News Release Archive

The Nova Scotia government introduced legislation today aimed at
protecting tenants of mobile home parks from excessive rent

"Since rent control was ended in 1993, there have been incidences
of substantial rent increases in mobile home parks without a
corresponding improvement in service to the tenant. These
situations are unacceptable," said Sandy Jolly, minister of
Business and Consumer Services, upon introducing the amendment.

"This legislation includes a process whereby tenants of mobile
home parks can request a review of a notice of rent increase. The
landlord will then be called upon to justify the proposed

Residential tenancies officers of the department will be
authorized to approve or roll back a proposed increase.

"This is not a return to rent control or a rent freeze," the
minister stressed. "Rent increases will be permitted and there
will be no ceiling, but they must be justified. Also, a review is
not automatic. It must be requested by the tenant."

The legislation will be retroactive to Dec. 20, 1996, when Ms.
Jolly announced that action would be taken to prevent
unjustifiable rent increases.

The amendment proposes that where there is disagreement between
landlords and tenants over a proposed increase, either side can
request that a residential tenancies officer decide the dispute. 
If either side is dissatisfied with the decision, it may then be
appealed to the Residential Tenancies Board. The legislation
further authorizes residential tenancies officers to be the first
line of decision-making in any dispute between residential
landlords and tenants, including apartment-related disputes.
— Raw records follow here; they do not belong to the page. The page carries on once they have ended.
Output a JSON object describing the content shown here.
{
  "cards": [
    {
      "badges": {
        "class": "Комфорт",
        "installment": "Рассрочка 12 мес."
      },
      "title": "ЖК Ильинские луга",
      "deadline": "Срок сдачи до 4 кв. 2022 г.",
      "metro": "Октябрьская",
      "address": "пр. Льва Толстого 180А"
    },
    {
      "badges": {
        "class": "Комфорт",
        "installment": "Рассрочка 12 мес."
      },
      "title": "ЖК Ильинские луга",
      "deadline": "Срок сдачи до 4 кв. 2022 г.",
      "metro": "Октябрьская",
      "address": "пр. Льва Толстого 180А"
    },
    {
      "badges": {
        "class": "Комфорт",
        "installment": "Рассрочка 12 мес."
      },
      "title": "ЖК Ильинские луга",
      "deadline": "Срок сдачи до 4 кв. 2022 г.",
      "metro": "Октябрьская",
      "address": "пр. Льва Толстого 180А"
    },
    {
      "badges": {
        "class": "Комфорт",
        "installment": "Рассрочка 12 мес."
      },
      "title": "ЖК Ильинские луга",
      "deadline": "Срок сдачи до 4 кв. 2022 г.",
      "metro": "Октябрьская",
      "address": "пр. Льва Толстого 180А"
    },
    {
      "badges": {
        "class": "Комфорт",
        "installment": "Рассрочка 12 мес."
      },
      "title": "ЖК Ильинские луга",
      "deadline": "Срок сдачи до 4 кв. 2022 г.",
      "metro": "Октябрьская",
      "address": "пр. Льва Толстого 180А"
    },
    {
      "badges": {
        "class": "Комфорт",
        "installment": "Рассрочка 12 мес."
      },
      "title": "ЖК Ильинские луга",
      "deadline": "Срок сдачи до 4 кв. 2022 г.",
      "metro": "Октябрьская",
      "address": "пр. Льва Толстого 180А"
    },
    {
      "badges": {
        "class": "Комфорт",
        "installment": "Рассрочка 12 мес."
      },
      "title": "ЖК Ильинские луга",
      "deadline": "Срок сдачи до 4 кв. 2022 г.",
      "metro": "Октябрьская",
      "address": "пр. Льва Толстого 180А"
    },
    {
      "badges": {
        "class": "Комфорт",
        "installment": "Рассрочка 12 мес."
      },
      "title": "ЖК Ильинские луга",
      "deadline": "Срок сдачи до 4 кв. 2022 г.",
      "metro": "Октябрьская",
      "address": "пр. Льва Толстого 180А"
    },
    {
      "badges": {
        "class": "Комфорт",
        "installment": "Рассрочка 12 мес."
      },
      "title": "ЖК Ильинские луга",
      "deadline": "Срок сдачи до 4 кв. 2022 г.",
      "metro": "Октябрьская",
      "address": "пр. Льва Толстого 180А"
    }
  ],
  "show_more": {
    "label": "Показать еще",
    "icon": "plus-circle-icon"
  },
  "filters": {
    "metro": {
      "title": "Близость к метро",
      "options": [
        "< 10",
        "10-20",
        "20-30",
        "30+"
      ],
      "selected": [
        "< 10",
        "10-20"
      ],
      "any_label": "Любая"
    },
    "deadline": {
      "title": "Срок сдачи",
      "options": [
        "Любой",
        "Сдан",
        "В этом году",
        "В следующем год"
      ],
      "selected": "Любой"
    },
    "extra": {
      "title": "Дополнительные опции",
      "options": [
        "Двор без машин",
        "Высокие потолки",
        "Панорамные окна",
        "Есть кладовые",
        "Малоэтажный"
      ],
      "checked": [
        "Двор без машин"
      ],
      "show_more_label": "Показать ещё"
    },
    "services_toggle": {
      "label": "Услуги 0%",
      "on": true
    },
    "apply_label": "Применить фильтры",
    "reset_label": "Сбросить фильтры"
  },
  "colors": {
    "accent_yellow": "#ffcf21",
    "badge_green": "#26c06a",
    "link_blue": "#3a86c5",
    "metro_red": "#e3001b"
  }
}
"Tenants in mobile home parks have completely different
circumstances from apartment tenants," Ms. Jolly said in
explaining why government was moving to protect them. "They often
own the building in which they live, but not the land on which it
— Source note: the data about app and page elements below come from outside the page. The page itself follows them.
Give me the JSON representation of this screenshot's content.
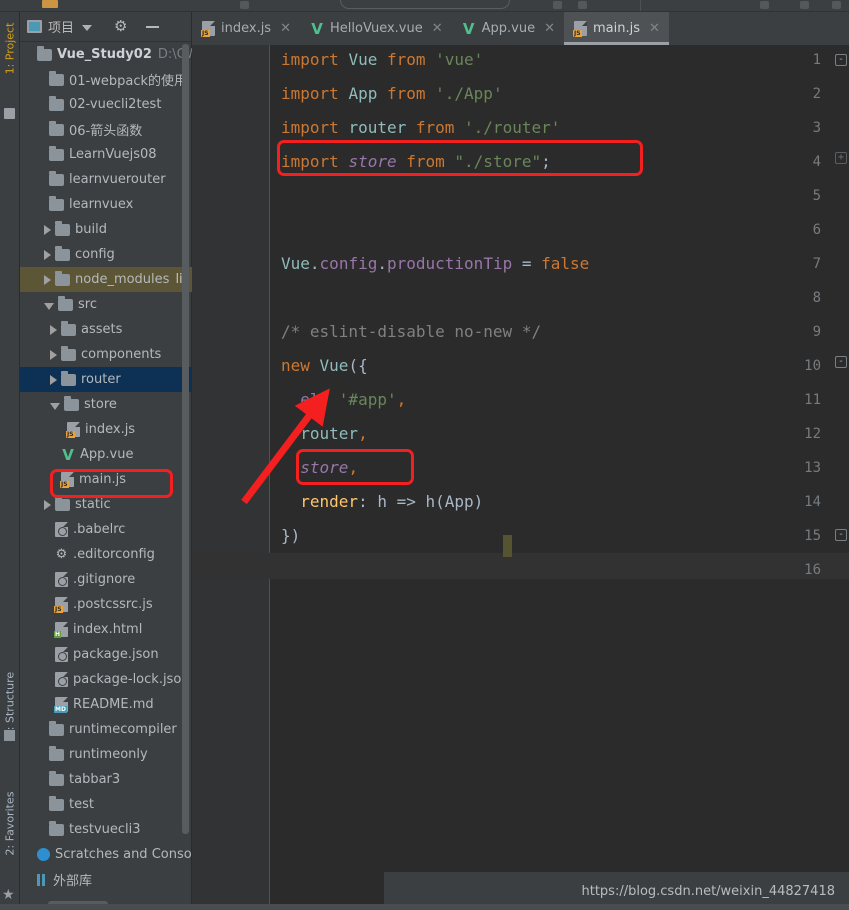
{
  "window": {
    "left_strip": [
      {
        "label": "1: Project",
        "active": true
      },
      {
        "label": "7: Structure",
        "active": false
      },
      {
        "label": "2: Favorites",
        "active": false
      }
    ]
  },
  "project_panel": {
    "title": "项目",
    "icons": {
      "panel": "project-icon",
      "dropdown": "chevron-down-icon",
      "settings": "gear-icon",
      "hide": "minimize-icon"
    },
    "tree": [
      {
        "label": "Vue_Study02",
        "path": "D:\\CWor",
        "type": "root",
        "arrow": "none",
        "depth": 0
      },
      {
        "label": "01-webpack的使用",
        "type": "folder",
        "arrow": "none",
        "depth": 1
      },
      {
        "label": "02-vuecli2test",
        "type": "folder",
        "arrow": "none",
        "depth": 1
      },
      {
        "label": "06-箭头函数",
        "type": "folder",
        "arrow": "none",
        "depth": 1
      },
      {
        "label": "LearnVuejs08",
        "type": "folder",
        "arrow": "none",
        "depth": 1
      },
      {
        "label": "learnvuerouter",
        "type": "folder",
        "arrow": "none",
        "depth": 1
      },
      {
        "label": "learnvuex",
        "type": "folder",
        "arrow": "none",
        "depth": 1
      },
      {
        "label": "build",
        "type": "folder",
        "arrow": "closed",
        "depth": 2
      },
      {
        "label": "config",
        "type": "folder",
        "arrow": "closed",
        "depth": 2
      },
      {
        "label": "node_modules",
        "type": "folder",
        "arrow": "closed",
        "depth": 2,
        "highlight": "olive",
        "suffix": "li"
      },
      {
        "label": "src",
        "type": "folder",
        "arrow": "open",
        "depth": 2
      },
      {
        "label": "assets",
        "type": "folder",
        "arrow": "closed",
        "depth": 3
      },
      {
        "label": "components",
        "type": "folder",
        "arrow": "closed",
        "depth": 3
      },
      {
        "label": "router",
        "type": "folder",
        "arrow": "closed",
        "depth": 3,
        "highlight": "blue"
      },
      {
        "label": "store",
        "type": "folder",
        "arrow": "open",
        "depth": 3
      },
      {
        "label": "index.js",
        "type": "js",
        "arrow": "none",
        "depth": 4
      },
      {
        "label": "App.vue",
        "type": "vue",
        "arrow": "none",
        "depth": 3
      },
      {
        "label": "main.js",
        "type": "js",
        "arrow": "none",
        "depth": 3,
        "annotated": true
      },
      {
        "label": "static",
        "type": "folder",
        "arrow": "closed",
        "depth": 2
      },
      {
        "label": ".babelrc",
        "type": "cfg",
        "arrow": "none",
        "depth": 2
      },
      {
        "label": ".editorconfig",
        "type": "gearfile",
        "arrow": "none",
        "depth": 2
      },
      {
        "label": ".gitignore",
        "type": "cfg",
        "arrow": "none",
        "depth": 2
      },
      {
        "label": ".postcssrc.js",
        "type": "js",
        "arrow": "none",
        "depth": 2
      },
      {
        "label": "index.html",
        "type": "html",
        "arrow": "none",
        "depth": 2
      },
      {
        "label": "package.json",
        "type": "cfg",
        "arrow": "none",
        "depth": 2
      },
      {
        "label": "package-lock.jso",
        "type": "cfg",
        "arrow": "none",
        "depth": 2
      },
      {
        "label": "README.md",
        "type": "md",
        "arrow": "none",
        "depth": 2
      },
      {
        "label": "runtimecompiler",
        "type": "folder",
        "arrow": "none",
        "depth": 1
      },
      {
        "label": "runtimeonly",
        "type": "folder",
        "arrow": "none",
        "depth": 1
      },
      {
        "label": "tabbar3",
        "type": "folder",
        "arrow": "none",
        "depth": 1
      },
      {
        "label": "test",
        "type": "folder",
        "arrow": "none",
        "depth": 1
      },
      {
        "label": "testvuecli3",
        "type": "folder",
        "arrow": "none",
        "depth": 1
      },
      {
        "label": "Scratches and Consoles",
        "type": "scratch",
        "arrow": "none",
        "depth": 0
      },
      {
        "label": "外部库",
        "type": "extlib",
        "arrow": "none",
        "depth": 0
      }
    ]
  },
  "editor": {
    "tabs": [
      {
        "label": "index.js",
        "icon": "js-file-icon",
        "active": false
      },
      {
        "label": "HelloVuex.vue",
        "icon": "vue-file-icon",
        "active": false
      },
      {
        "label": "App.vue",
        "icon": "vue-file-icon",
        "active": false
      },
      {
        "label": "main.js",
        "icon": "js-file-icon",
        "active": true
      }
    ],
    "line_numbers": [
      "1",
      "2",
      "3",
      "4",
      "5",
      "6",
      "7",
      "8",
      "9",
      "10",
      "11",
      "12",
      "13",
      "14",
      "15",
      "16"
    ],
    "code_lines": [
      {
        "n": 1,
        "tokens": [
          {
            "t": "import ",
            "c": "kw"
          },
          {
            "t": "Vue",
            "c": "cls"
          },
          {
            "t": " from ",
            "c": "kw"
          },
          {
            "t": "'vue'",
            "c": "str"
          }
        ]
      },
      {
        "n": 2,
        "tokens": [
          {
            "t": "import ",
            "c": "kw"
          },
          {
            "t": "App",
            "c": "cls"
          },
          {
            "t": " from ",
            "c": "kw"
          },
          {
            "t": "'./App'",
            "c": "str"
          }
        ]
      },
      {
        "n": 3,
        "tokens": [
          {
            "t": "import ",
            "c": "kw"
          },
          {
            "t": "router",
            "c": "cls"
          },
          {
            "t": " from ",
            "c": "kw"
          },
          {
            "t": "'./router'",
            "c": "str"
          }
        ]
      },
      {
        "n": 4,
        "tokens": [
          {
            "t": "import ",
            "c": "kw"
          },
          {
            "t": "store",
            "c": "fieldital"
          },
          {
            "t": " from ",
            "c": "kw"
          },
          {
            "t": "\"./store\"",
            "c": "str"
          },
          {
            "t": ";",
            "c": "punc"
          }
        ]
      },
      {
        "n": 5,
        "tokens": []
      },
      {
        "n": 6,
        "tokens": []
      },
      {
        "n": 7,
        "tokens": [
          {
            "t": "Vue",
            "c": "cls"
          },
          {
            "t": ".",
            "c": "punc"
          },
          {
            "t": "config",
            "c": "field"
          },
          {
            "t": ".",
            "c": "punc"
          },
          {
            "t": "productionTip",
            "c": "field"
          },
          {
            "t": " = ",
            "c": "punc"
          },
          {
            "t": "false",
            "c": "kw"
          }
        ]
      },
      {
        "n": 8,
        "tokens": []
      },
      {
        "n": 9,
        "tokens": [
          {
            "t": "/* eslint-disable no-new */",
            "c": "cmt"
          }
        ]
      },
      {
        "n": 10,
        "tokens": [
          {
            "t": "new ",
            "c": "kw"
          },
          {
            "t": "Vue",
            "c": "cls"
          },
          {
            "t": "({",
            "c": "punc"
          }
        ]
      },
      {
        "n": 11,
        "tokens": [
          {
            "t": "  ",
            "c": "punc"
          },
          {
            "t": "el",
            "c": "field"
          },
          {
            "t": ": ",
            "c": "punc"
          },
          {
            "t": "'#app'",
            "c": "str"
          },
          {
            "t": ",",
            "c": "kw"
          }
        ]
      },
      {
        "n": 12,
        "tokens": [
          {
            "t": "  ",
            "c": "punc"
          },
          {
            "t": "router",
            "c": "cls"
          },
          {
            "t": ",",
            "c": "kw"
          }
        ]
      },
      {
        "n": 13,
        "tokens": [
          {
            "t": "  ",
            "c": "punc"
          },
          {
            "t": "store",
            "c": "fieldital"
          },
          {
            "t": ",",
            "c": "kw"
          }
        ]
      },
      {
        "n": 14,
        "tokens": [
          {
            "t": "  ",
            "c": "punc"
          },
          {
            "t": "render",
            "c": "fn"
          },
          {
            "t": ": h => h(App)",
            "c": "ident"
          }
        ]
      },
      {
        "n": 15,
        "tokens": [
          {
            "t": "})",
            "c": "punc"
          }
        ]
      },
      {
        "n": 16,
        "tokens": []
      }
    ]
  },
  "annotations": {
    "red_boxes": [
      "import-store-line",
      "store-property-line",
      "main-js-tree-item"
    ],
    "arrow": "red-arrow-from-main-js-to-store",
    "color": "#f41f1f"
  },
  "watermark": {
    "text": "https://blog.csdn.net/weixin_44827418"
  }
}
When presented with notice of a rent increase, mobile home park
tenants must choose between paying the increase or relocating the
home, which can cost up to $5,000. Many tenants in mobile home
parks put up with large rent increases because the alternative is
even more expensive.
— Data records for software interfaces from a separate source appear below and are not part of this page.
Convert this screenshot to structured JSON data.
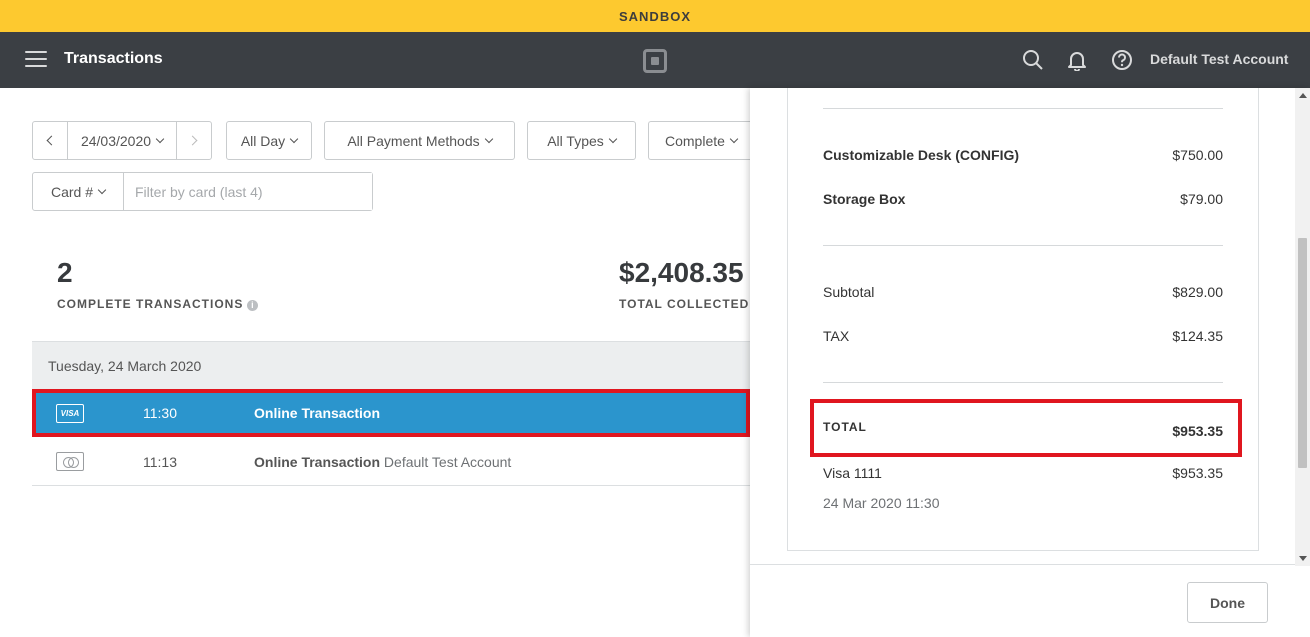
{
  "banner": "SANDBOX",
  "topnav": {
    "title": "Transactions",
    "account": "Default Test Account"
  },
  "filters": {
    "date": "24/03/2020",
    "time_range": "All Day",
    "payment_methods": "All Payment Methods",
    "types": "All Types",
    "status": "Complete",
    "card_select": "Card #",
    "card_placeholder": "Filter by card (last 4)"
  },
  "stats": {
    "count": "2",
    "count_label": "COMPLETE TRANSACTIONS",
    "total": "$2,408.35",
    "total_label": "TOTAL COLLECTED"
  },
  "day_header": "Tuesday, 24 March 2020",
  "transactions": [
    {
      "card": "VISA",
      "time": "11:30",
      "desc": "Online Transaction",
      "sub": ""
    },
    {
      "card": "mastercard",
      "time": "11:13",
      "desc": "Online Transaction",
      "sub": "Default Test Account"
    }
  ],
  "receipt": {
    "items": [
      {
        "name": "Customizable Desk (CONFIG)",
        "price": "$750.00"
      },
      {
        "name": "Storage Box",
        "price": "$79.00"
      }
    ],
    "subtotal_label": "Subtotal",
    "subtotal": "$829.00",
    "tax_label": "TAX",
    "tax": "$124.35",
    "total_label": "TOTAL",
    "total": "$953.35",
    "payment_label": "Visa 1111",
    "payment_amount": "$953.35",
    "datetime": "24 Mar 2020 11:30"
  },
  "done_label": "Done",
  "colors": {
    "banner": "#fdc92f",
    "nav": "#3b3f44",
    "selected_row": "#2b95cd",
    "highlight": "#e0161f"
  }
}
Ms. Jolly said regulations will establish the criteria to be
applied for determining a justifiable rent increase. Criteria
will include past rent increases, changes in operating costs,
repairs and other factors.

There are about 10,000 mobile home owners renting space in parks
across Nova Scotia. The majority of them are in the Halifax
Regional Municipality.


Contact: David MacNeil  902-424-2933

trp                      Apr. 11, 1997 - 10:45 a.m.